“It was Shriya’s passion that inspired me to do this,” said Kashyap, whose chapter hasn’t held an in-person event because of COVID. “And I wanted to give back to my community because everyone is going through hard times. It’s a way to get kids to de-stress and play tennis just for fun.”

In between virtual schooling, Shriya and Sahithi video-conference call with chapter leads, solicit donations and talk to established organizations about partnering efforts to promote the game. Shriya said her family garage is full of rackets and balls, all sanitized and prepped for their next event, which hinges on government restrictions. The USTA previously issued safety protocols that Shriya said she follows.

Throughout the summer, Shilpa had to remind her daughters to get some sleep and eat because of the long hours they’re putting in to make the foundation work.
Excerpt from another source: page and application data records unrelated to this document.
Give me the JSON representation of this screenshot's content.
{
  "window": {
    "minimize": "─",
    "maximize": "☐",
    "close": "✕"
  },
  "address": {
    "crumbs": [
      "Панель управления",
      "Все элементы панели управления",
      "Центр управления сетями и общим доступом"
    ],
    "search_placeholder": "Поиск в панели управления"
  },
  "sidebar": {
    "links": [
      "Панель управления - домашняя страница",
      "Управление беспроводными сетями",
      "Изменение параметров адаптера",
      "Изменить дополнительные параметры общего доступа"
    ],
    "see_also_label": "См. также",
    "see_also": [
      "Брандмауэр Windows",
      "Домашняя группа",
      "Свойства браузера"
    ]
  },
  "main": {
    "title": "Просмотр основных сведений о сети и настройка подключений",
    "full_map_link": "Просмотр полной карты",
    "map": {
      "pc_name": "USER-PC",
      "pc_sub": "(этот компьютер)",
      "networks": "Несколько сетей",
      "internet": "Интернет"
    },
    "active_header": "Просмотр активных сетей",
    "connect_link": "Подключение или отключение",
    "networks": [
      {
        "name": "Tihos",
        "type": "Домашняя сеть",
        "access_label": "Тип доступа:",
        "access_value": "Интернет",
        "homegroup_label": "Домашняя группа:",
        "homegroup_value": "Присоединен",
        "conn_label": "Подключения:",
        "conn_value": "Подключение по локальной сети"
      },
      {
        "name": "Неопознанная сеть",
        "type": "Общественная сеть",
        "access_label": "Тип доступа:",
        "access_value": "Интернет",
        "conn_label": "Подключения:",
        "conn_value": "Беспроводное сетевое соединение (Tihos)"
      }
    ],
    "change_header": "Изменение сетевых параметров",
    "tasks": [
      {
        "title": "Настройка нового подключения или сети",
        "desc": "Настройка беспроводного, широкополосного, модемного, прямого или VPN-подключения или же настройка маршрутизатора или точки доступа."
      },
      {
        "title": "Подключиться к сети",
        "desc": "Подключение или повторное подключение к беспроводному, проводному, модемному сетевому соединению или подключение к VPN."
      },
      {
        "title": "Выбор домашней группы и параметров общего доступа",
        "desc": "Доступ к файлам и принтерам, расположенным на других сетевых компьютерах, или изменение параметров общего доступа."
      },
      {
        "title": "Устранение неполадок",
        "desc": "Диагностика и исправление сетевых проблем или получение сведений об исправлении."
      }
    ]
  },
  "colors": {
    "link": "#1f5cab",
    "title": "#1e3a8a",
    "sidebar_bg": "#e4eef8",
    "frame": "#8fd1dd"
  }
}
Then there’s their regular school work and time to play tennis.

“They are pretty sharp in what they’re trying to do,” Shilpa said. “Maybe it’s COVID times, but we’re amazed at the feedback.”